Segment Start: DATA EXTRACTS
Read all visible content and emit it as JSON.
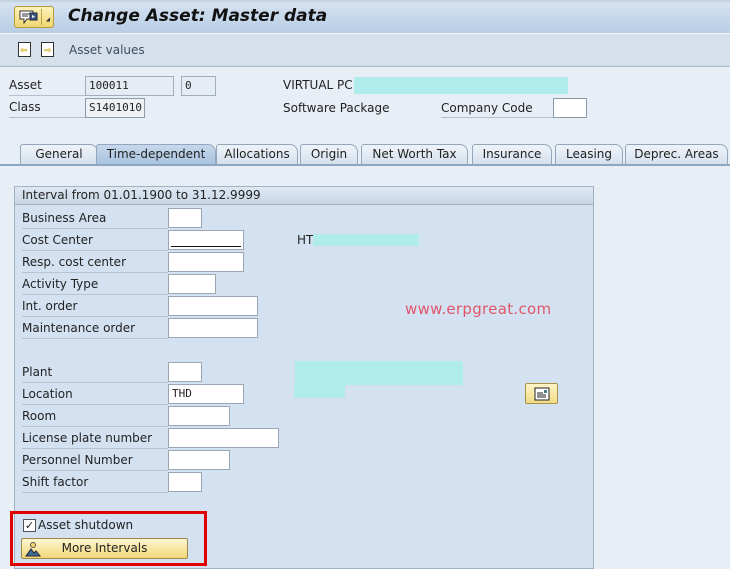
{
  "window": {
    "title": "Change Asset:  Master data",
    "menu_icon": "tooltip-menu-icon"
  },
  "toolbar": {
    "prev_icon": "previous-document-icon",
    "next_icon": "next-document-icon",
    "asset_values_label": "Asset values"
  },
  "header": {
    "asset_label": "Asset",
    "asset_number": "100011",
    "asset_subnumber": "0",
    "asset_description_label": "VIRTUAL PC",
    "class_label": "Class",
    "class_value": "S1401010",
    "class_description": "Software Package",
    "company_code_label": "Company Code",
    "company_code_value": ""
  },
  "tabs": [
    {
      "label": "General",
      "active": false
    },
    {
      "label": "Time-dependent",
      "active": true
    },
    {
      "label": "Allocations",
      "active": false
    },
    {
      "label": "Origin",
      "active": false
    },
    {
      "label": "Net Worth Tax",
      "active": false
    },
    {
      "label": "Insurance",
      "active": false
    },
    {
      "label": "Leasing",
      "active": false
    },
    {
      "label": "Deprec. Areas",
      "active": false
    }
  ],
  "panel": {
    "interval_title": "Interval from 01.01.1900 to 31.12.9999",
    "fields": [
      {
        "label": "Business Area",
        "value": ""
      },
      {
        "label": "Cost Center",
        "value": "",
        "description": "HT"
      },
      {
        "label": "Resp. cost center",
        "value": ""
      },
      {
        "label": "Activity Type",
        "value": ""
      },
      {
        "label": "Int. order",
        "value": ""
      },
      {
        "label": "Maintenance order",
        "value": ""
      },
      {
        "label": "Plant",
        "value": ""
      },
      {
        "label": "Location",
        "value": "THD"
      },
      {
        "label": "Room",
        "value": ""
      },
      {
        "label": "License plate number",
        "value": ""
      },
      {
        "label": "Personnel Number",
        "value": ""
      },
      {
        "label": "Shift factor",
        "value": ""
      }
    ],
    "watermark": "www.erpgreat.com",
    "note_icon": "long-text-icon",
    "asset_shutdown_label": "Asset shutdown",
    "asset_shutdown_checked": true,
    "checkmark": "✓",
    "more_intervals_label": "More Intervals"
  },
  "colors": {
    "highlight_box": "#e00000",
    "redaction": "#b1ecec",
    "watermark": "#e0576a"
  }
}
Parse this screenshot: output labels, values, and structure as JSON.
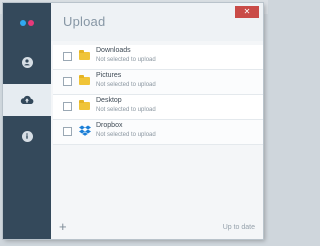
{
  "window": {
    "title": "Upload",
    "minimize_glyph": "–",
    "maximize_glyph": "□",
    "close_glyph": "✕"
  },
  "sidebar": {
    "logo_colors": [
      "#2fa8f0",
      "#e8397a"
    ],
    "items": [
      {
        "icon": "person-icon",
        "active": false
      },
      {
        "icon": "cloud-upload-icon",
        "active": true
      },
      {
        "icon": "info-icon",
        "active": false
      }
    ]
  },
  "items": [
    {
      "name": "Downloads",
      "status": "Not selected to upload",
      "icon": "folder-icon",
      "checked": false
    },
    {
      "name": "Pictures",
      "status": "Not selected to upload",
      "icon": "folder-icon",
      "checked": false
    },
    {
      "name": "Desktop",
      "status": "Not selected to upload",
      "icon": "folder-icon",
      "checked": false
    },
    {
      "name": "Dropbox",
      "status": "Not selected to upload",
      "icon": "dropbox-icon",
      "checked": false
    }
  ],
  "footer": {
    "add_label": "+",
    "status": "Up to date"
  },
  "colors": {
    "sidebar": "#34495b",
    "close": "#c94b47",
    "folder": "#f0c438",
    "dropbox": "#1a7ed6"
  }
}
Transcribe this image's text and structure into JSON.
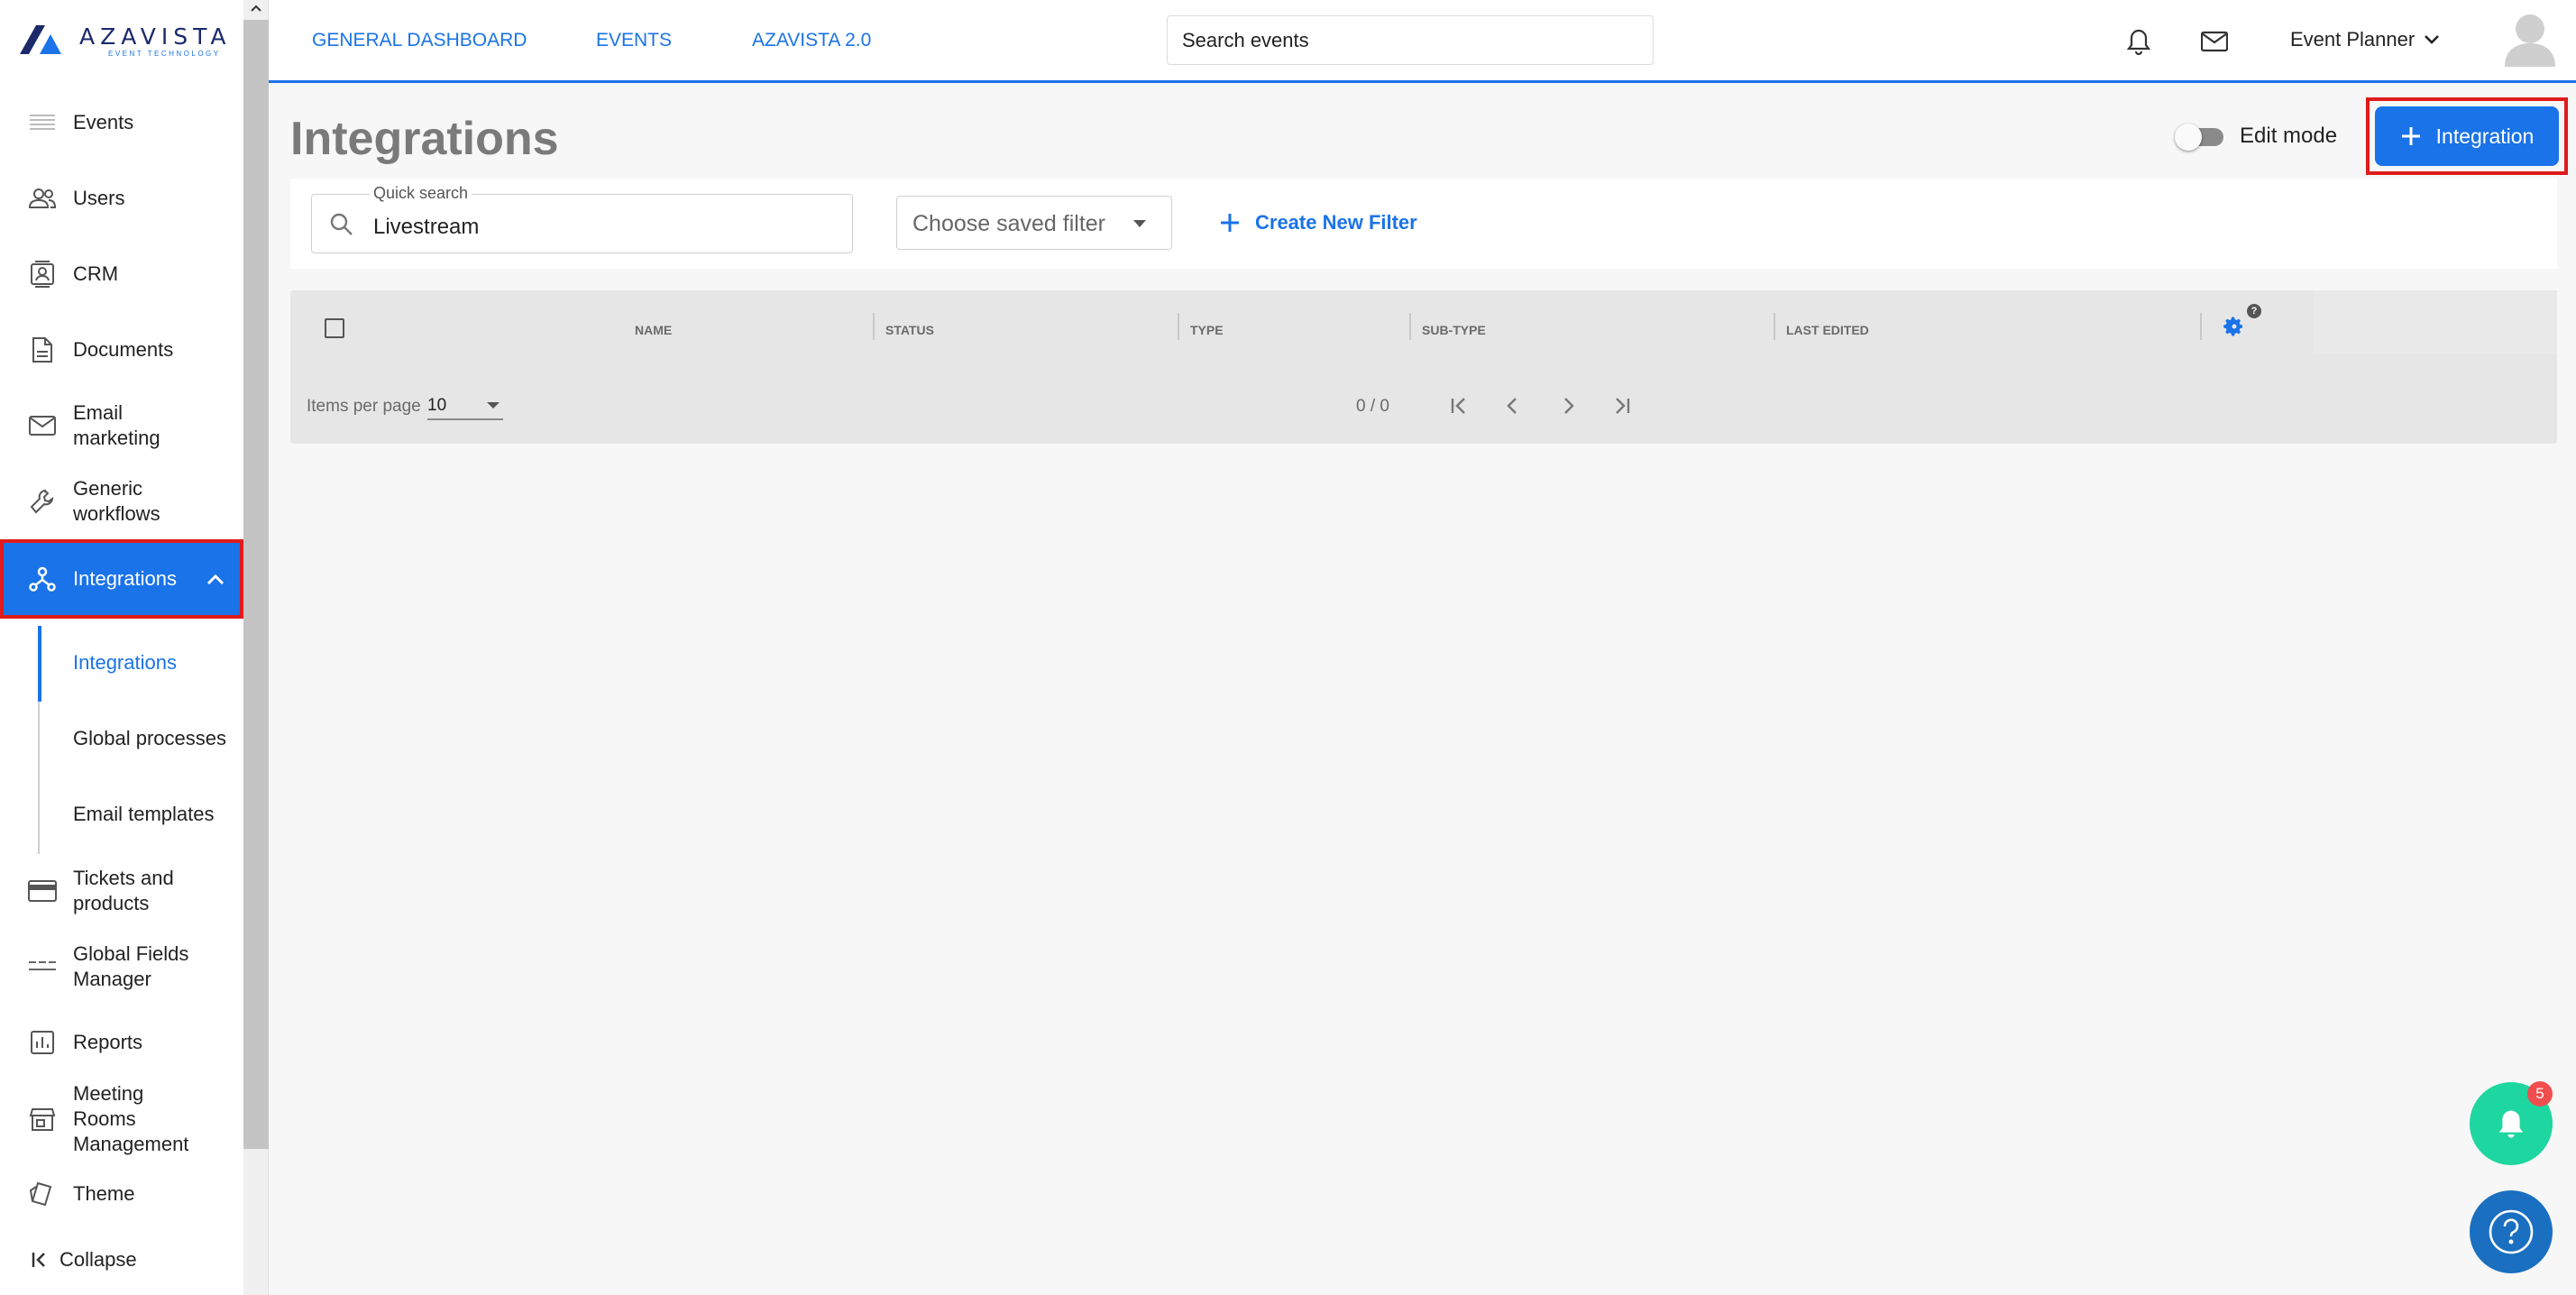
{
  "brand": {
    "name": "AZAVISTA",
    "tagline": "EVENT TECHNOLOGY"
  },
  "colors": {
    "accent": "#1a73e8",
    "highlight_border": "#e01b1b",
    "fab_notifications": "#1ed6a0",
    "fab_help": "#1a6fc0"
  },
  "sidebar": {
    "items": [
      {
        "label": "Events",
        "icon": "list-icon"
      },
      {
        "label": "Users",
        "icon": "users-icon"
      },
      {
        "label": "CRM",
        "icon": "contact-card-icon"
      },
      {
        "label": "Documents",
        "icon": "document-icon"
      },
      {
        "label": "Email marketing",
        "icon": "mail-icon"
      },
      {
        "label": "Generic workflows",
        "icon": "wrench-icon"
      },
      {
        "label": "Integrations",
        "icon": "hub-icon",
        "active": true,
        "expanded": true
      },
      {
        "label": "Tickets and products",
        "icon": "credit-card-icon"
      },
      {
        "label": "Global Fields Manager",
        "icon": "fields-icon"
      },
      {
        "label": "Reports",
        "icon": "bar-chart-icon"
      },
      {
        "label": "Meeting Rooms Management",
        "icon": "store-icon"
      },
      {
        "label": "Theme",
        "icon": "paint-icon"
      }
    ],
    "subitems": [
      {
        "label": "Integrations",
        "selected": true
      },
      {
        "label": "Global processes"
      },
      {
        "label": "Email templates"
      }
    ],
    "collapse_label": "Collapse"
  },
  "topbar": {
    "links": [
      "GENERAL DASHBOARD",
      "EVENTS",
      "AZAVISTA 2.0"
    ],
    "search_placeholder": "Search events",
    "user_menu": "Event Planner"
  },
  "page": {
    "title": "Integrations",
    "edit_mode_label": "Edit mode",
    "edit_mode_on": false,
    "add_button": "Integration"
  },
  "filters": {
    "quick_search_label": "Quick search",
    "quick_search_value": "Livestream",
    "saved_filter_placeholder": "Choose saved filter",
    "create_filter": "Create New Filter"
  },
  "table": {
    "columns": [
      "NAME",
      "STATUS",
      "TYPE",
      "SUB-TYPE",
      "LAST EDITED"
    ],
    "rows": [],
    "items_per_page_label": "Items per page",
    "items_per_page": "10",
    "range": "0 / 0",
    "settings_help": "?"
  },
  "notifications": {
    "count": "5"
  }
}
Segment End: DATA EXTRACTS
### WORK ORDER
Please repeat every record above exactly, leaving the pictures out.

### FINAL ANSWER
Read all visible content and emit it as JSON.
{
  "window": {
    "title": "Change Asset:  Master data",
    "menu_icon": "tooltip-menu-icon"
  },
  "toolbar": {
    "prev_icon": "previous-document-icon",
    "next_icon": "next-document-icon",
    "asset_values_label": "Asset values"
  },
  "header": {
    "asset_label": "Asset",
    "asset_number": "100011",
    "asset_subnumber": "0",
    "asset_description_label": "VIRTUAL PC",
    "class_label": "Class",
    "class_value": "S1401010",
    "class_description": "Software Package",
    "company_code_label": "Company Code",
    "company_code_value": ""
  },
  "tabs": [
    {
      "label": "General",
      "active": false
    },
    {
      "label": "Time-dependent",
      "active": true
    },
    {
      "label": "Allocations",
      "active": false
    },
    {
      "label": "Origin",
      "active": false
    },
    {
      "label": "Net Worth Tax",
      "active": false
    },
    {
      "label": "Insurance",
      "active": false
    },
    {
      "label": "Leasing",
      "active": false
    },
    {
      "label": "Deprec. Areas",
      "active": false
    }
  ],
  "panel": {
    "interval_title": "Interval from 01.01.1900 to 31.12.9999",
    "fields": [
      {
        "label": "Business Area",
        "value": ""
      },
      {
        "label": "Cost Center",
        "value": "",
        "description": "HT"
      },
      {
        "label": "Resp. cost center",
        "value": ""
      },
      {
        "label": "Activity Type",
        "value": ""
      },
      {
        "label": "Int. order",
        "value": ""
      },
      {
        "label": "Maintenance order",
        "value": ""
      },
      {
        "label": "Plant",
        "value": ""
      },
      {
        "label": "Location",
        "value": "THD"
      },
      {
        "label": "Room",
        "value": ""
      },
      {
        "label": "License plate number",
        "value": ""
      },
      {
        "label": "Personnel Number",
        "value": ""
      },
      {
        "label": "Shift factor",
        "value": ""
      }
    ],
    "watermark": "www.erpgreat.com",
    "note_icon": "long-text-icon",
    "asset_shutdown_label": "Asset shutdown",
    "asset_shutdown_checked": true,
    "checkmark": "✓",
    "more_intervals_label": "More Intervals"
  },
  "colors": {
    "highlight_box": "#e00000",
    "redaction": "#b1ecec",
    "watermark": "#e0576a"
  }
}
Parse this screenshot: output labels, values, and structure as JSON.
{
  "window": {
    "title": "Upload",
    "minimize_glyph": "–",
    "maximize_glyph": "□",
    "close_glyph": "✕"
  },
  "sidebar": {
    "logo_colors": [
      "#2fa8f0",
      "#e8397a"
    ],
    "items": [
      {
        "icon": "person-icon",
        "active": false
      },
      {
        "icon": "cloud-upload-icon",
        "active": true
      },
      {
        "icon": "info-icon",
        "active": false
      }
    ]
  },
  "items": [
    {
      "name": "Downloads",
      "status": "Not selected to upload",
      "icon": "folder-icon",
      "checked": false
    },
    {
      "name": "Pictures",
      "status": "Not selected to upload",
      "icon": "folder-icon",
      "checked": false
    },
    {
      "name": "Desktop",
      "status": "Not selected to upload",
      "icon": "folder-icon",
      "checked": false
    },
    {
      "name": "Dropbox",
      "status": "Not selected to upload",
      "icon": "dropbox-icon",
      "checked": false
    }
  ],
  "footer": {
    "add_label": "+",
    "status": "Up to date"
  },
  "colors": {
    "sidebar": "#34495b",
    "close": "#c94b47",
    "folder": "#f0c438",
    "dropbox": "#1a7ed6"
  }
}
Transcribe this image's text and structure into JSON.
{
  "brand": {
    "name": "AZAVISTA",
    "tagline": "EVENT TECHNOLOGY"
  },
  "colors": {
    "accent": "#1a73e8",
    "highlight_border": "#e01b1b",
    "fab_notifications": "#1ed6a0",
    "fab_help": "#1a6fc0"
  },
  "sidebar": {
    "items": [
      {
        "label": "Events",
        "icon": "list-icon"
      },
      {
        "label": "Users",
        "icon": "users-icon"
      },
      {
        "label": "CRM",
        "icon": "contact-card-icon"
      },
      {
        "label": "Documents",
        "icon": "document-icon"
      },
      {
        "label": "Email marketing",
        "icon": "mail-icon"
      },
      {
        "label": "Generic workflows",
        "icon": "wrench-icon"
      },
      {
        "label": "Integrations",
        "icon": "hub-icon",
        "active": true,
        "expanded": true
      },
      {
        "label": "Tickets and products",
        "icon": "credit-card-icon"
      },
      {
        "label": "Global Fields Manager",
        "icon": "fields-icon"
      },
      {
        "label": "Reports",
        "icon": "bar-chart-icon"
      },
      {
        "label": "Meeting Rooms Management",
        "icon": "store-icon"
      },
      {
        "label": "Theme",
        "icon": "paint-icon"
      }
    ],
    "subitems": [
      {
        "label": "Integrations",
        "selected": true
      },
      {
        "label": "Global processes"
      },
      {
        "label": "Email templates"
      }
    ],
    "collapse_label": "Collapse"
  },
  "topbar": {
    "links": [
      "GENERAL DASHBOARD",
      "EVENTS",
      "AZAVISTA 2.0"
    ],
    "search_placeholder": "Search events",
    "user_menu": "Event Planner"
  },
  "page": {
    "title": "Integrations",
    "edit_mode_label": "Edit mode",
    "edit_mode_on": false,
    "add_button": "Integration"
  },
  "filters": {
    "quick_search_label": "Quick search",
    "quick_search_value": "Livestream",
    "saved_filter_placeholder": "Choose saved filter",
    "create_filter": "Create New Filter"
  },
  "table": {
    "columns": [
      "NAME",
      "STATUS",
      "TYPE",
      "SUB-TYPE",
      "LAST EDITED"
    ],
    "rows": [],
    "items_per_page_label": "Items per page",
    "items_per_page": "10",
    "range": "0 / 0",
    "settings_help": "?"
  },
  "notifications": {
    "count": "5"
  }
}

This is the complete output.